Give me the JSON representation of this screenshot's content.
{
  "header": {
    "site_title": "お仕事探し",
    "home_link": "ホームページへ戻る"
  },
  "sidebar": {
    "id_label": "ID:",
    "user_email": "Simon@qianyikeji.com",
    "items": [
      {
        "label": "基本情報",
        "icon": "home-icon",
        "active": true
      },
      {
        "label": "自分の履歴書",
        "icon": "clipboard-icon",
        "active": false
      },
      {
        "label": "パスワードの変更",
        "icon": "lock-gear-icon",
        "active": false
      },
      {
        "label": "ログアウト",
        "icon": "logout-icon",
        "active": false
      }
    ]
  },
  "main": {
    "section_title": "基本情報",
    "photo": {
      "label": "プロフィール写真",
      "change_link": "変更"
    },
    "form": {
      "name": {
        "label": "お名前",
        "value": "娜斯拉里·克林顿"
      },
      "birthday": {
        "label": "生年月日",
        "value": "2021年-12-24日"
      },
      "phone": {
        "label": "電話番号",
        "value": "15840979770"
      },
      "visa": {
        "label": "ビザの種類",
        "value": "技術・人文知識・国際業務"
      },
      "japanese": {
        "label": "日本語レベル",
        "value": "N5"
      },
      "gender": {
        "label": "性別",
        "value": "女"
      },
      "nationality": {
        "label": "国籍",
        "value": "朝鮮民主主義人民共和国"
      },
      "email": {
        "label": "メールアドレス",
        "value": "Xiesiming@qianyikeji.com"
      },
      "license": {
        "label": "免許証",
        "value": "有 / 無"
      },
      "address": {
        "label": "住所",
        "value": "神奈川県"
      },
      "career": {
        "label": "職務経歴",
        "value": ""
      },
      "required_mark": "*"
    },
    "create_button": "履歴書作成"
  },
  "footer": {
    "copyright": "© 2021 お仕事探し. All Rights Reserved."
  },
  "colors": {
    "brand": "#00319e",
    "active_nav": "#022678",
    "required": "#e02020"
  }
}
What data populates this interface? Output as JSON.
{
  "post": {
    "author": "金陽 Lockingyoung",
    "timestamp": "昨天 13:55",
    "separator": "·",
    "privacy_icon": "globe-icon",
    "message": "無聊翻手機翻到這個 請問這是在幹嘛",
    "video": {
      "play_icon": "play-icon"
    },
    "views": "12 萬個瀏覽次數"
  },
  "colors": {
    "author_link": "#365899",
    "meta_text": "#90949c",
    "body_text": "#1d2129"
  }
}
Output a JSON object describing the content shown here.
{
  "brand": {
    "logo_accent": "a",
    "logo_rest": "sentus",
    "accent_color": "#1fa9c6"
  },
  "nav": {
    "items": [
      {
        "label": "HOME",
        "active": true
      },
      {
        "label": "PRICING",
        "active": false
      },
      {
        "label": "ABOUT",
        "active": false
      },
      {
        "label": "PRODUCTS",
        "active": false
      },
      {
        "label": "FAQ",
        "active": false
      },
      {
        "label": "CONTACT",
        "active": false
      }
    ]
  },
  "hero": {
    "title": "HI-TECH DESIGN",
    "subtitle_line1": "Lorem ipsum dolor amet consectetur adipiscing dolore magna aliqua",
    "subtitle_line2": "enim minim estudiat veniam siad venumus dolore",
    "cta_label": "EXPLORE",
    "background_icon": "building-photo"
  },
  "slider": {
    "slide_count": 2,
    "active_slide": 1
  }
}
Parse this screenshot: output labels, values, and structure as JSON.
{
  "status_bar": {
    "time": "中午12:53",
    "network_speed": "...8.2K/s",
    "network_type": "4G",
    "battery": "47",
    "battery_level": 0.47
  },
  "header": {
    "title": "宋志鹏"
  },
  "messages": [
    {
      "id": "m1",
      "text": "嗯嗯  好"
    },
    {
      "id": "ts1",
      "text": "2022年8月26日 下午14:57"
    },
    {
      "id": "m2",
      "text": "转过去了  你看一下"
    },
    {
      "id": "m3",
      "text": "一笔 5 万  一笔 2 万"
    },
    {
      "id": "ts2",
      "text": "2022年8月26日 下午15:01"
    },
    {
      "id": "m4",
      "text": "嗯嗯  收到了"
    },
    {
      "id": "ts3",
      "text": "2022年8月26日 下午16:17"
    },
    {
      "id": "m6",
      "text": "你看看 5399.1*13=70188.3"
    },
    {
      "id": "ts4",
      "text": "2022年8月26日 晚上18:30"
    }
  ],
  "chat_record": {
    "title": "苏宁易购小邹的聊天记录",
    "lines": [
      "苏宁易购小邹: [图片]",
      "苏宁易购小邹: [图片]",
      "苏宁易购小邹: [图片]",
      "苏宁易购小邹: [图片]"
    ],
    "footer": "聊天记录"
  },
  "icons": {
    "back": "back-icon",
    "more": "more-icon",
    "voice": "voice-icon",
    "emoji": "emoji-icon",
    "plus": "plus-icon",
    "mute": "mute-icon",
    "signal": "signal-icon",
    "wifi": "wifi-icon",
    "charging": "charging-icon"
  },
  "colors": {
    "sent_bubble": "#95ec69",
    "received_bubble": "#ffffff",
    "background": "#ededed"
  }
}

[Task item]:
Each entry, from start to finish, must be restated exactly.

[The answer]:
Give me the JSON representation of this screenshot's content.
{
  "header": {
    "site_title": "お仕事探し",
    "home_link": "ホームページへ戻る"
  },
  "sidebar": {
    "id_label": "ID:",
    "user_email": "Simon@qianyikeji.com",
    "items": [
      {
        "label": "基本情報",
        "icon": "home-icon",
        "active": true
      },
      {
        "label": "自分の履歴書",
        "icon": "clipboard-icon",
        "active": false
      },
      {
        "label": "パスワードの変更",
        "icon": "lock-gear-icon",
        "active": false
      },
      {
        "label": "ログアウト",
        "icon": "logout-icon",
        "active": false
      }
    ]
  },
  "main": {
    "section_title": "基本情報",
    "photo": {
      "label": "プロフィール写真",
      "change_link": "変更"
    },
    "form": {
      "name": {
        "label": "お名前",
        "value": "娜斯拉里·克林顿"
      },
      "birthday": {
        "label": "生年月日",
        "value": "2021年-12-24日"
      },
      "phone": {
        "label": "電話番号",
        "value": "15840979770"
      },
      "visa": {
        "label": "ビザの種類",
        "value": "技術・人文知識・国際業務"
      },
      "japanese": {
        "label": "日本語レベル",
        "value": "N5"
      },
      "gender": {
        "label": "性別",
        "value": "女"
      },
      "nationality": {
        "label": "国籍",
        "value": "朝鮮民主主義人民共和国"
      },
      "email": {
        "label": "メールアドレス",
        "value": "Xiesiming@qianyikeji.com"
      },
      "license": {
        "label": "免許証",
        "value": "有 / 無"
      },
      "address": {
        "label": "住所",
        "value": "神奈川県"
      },
      "career": {
        "label": "職務経歴",
        "value": ""
      },
      "required_mark": "*"
    },
    "create_button": "履歴書作成"
  },
  "footer": {
    "copyright": "© 2021 お仕事探し. All Rights Reserved."
  },
  "colors": {
    "brand": "#00319e",
    "active_nav": "#022678",
    "required": "#e02020"
  }
}
What data populates this interface? Output as JSON.
{
  "post": {
    "author": "金陽 Lockingyoung",
    "timestamp": "昨天 13:55",
    "separator": "·",
    "privacy_icon": "globe-icon",
    "message": "無聊翻手機翻到這個 請問這是在幹嘛",
    "video": {
      "play_icon": "play-icon"
    },
    "views": "12 萬個瀏覽次數"
  },
  "colors": {
    "author_link": "#365899",
    "meta_text": "#90949c",
    "body_text": "#1d2129"
  }
}
Output a JSON object describing the content shown here.
{
  "brand": {
    "logo_accent": "a",
    "logo_rest": "sentus",
    "accent_color": "#1fa9c6"
  },
  "nav": {
    "items": [
      {
        "label": "HOME",
        "active": true
      },
      {
        "label": "PRICING",
        "active": false
      },
      {
        "label": "ABOUT",
        "active": false
      },
      {
        "label": "PRODUCTS",
        "active": false
      },
      {
        "label": "FAQ",
        "active": false
      },
      {
        "label": "CONTACT",
        "active": false
      }
    ]
  },
  "hero": {
    "title": "HI-TECH DESIGN",
    "subtitle_line1": "Lorem ipsum dolor amet consectetur adipiscing dolore magna aliqua",
    "subtitle_line2": "enim minim estudiat veniam siad venumus dolore",
    "cta_label": "EXPLORE",
    "background_icon": "building-photo"
  },
  "slider": {
    "slide_count": 2,
    "active_slide": 1
  }
}
Parse this screenshot: output labels, values, and structure as JSON.
{
  "status_bar": {
    "time": "中午12:53",
    "network_speed": "...8.2K/s",
    "network_type": "4G",
    "battery": "47",
    "battery_level": 0.47
  },
  "header": {
    "title": "宋志鹏"
  },
  "messages": [
    {
      "id": "m1",
      "text": "嗯嗯  好"
    },
    {
      "id": "ts1",
      "text": "2022年8月26日 下午14:57"
    },
    {
      "id": "m2",
      "text": "转过去了  你看一下"
    },
    {
      "id": "m3",
      "text": "一笔 5 万  一笔 2 万"
    },
    {
      "id": "ts2",
      "text": "2022年8月26日 下午15:01"
    },
    {
      "id": "m4",
      "text": "嗯嗯  收到了"
    },
    {
      "id": "ts3",
      "text": "2022年8月26日 下午16:17"
    },
    {
      "id": "m6",
      "text": "你看看 5399.1*13=70188.3"
    },
    {
      "id": "ts4",
      "text": "2022年8月26日 晚上18:30"
    }
  ],
  "chat_record": {
    "title": "苏宁易购小邹的聊天记录",
    "lines": [
      "苏宁易购小邹: [图片]",
      "苏宁易购小邹: [图片]",
      "苏宁易购小邹: [图片]",
      "苏宁易购小邹: [图片]"
    ],
    "footer": "聊天记录"
  },
  "icons": {
    "back": "back-icon",
    "more": "more-icon",
    "voice": "voice-icon",
    "emoji": "emoji-icon",
    "plus": "plus-icon",
    "mute": "mute-icon",
    "signal": "signal-icon",
    "wifi": "wifi-icon",
    "charging": "charging-icon"
  },
  "colors": {
    "sent_bubble": "#95ec69",
    "received_bubble": "#ffffff",
    "background": "#ededed"
  }
}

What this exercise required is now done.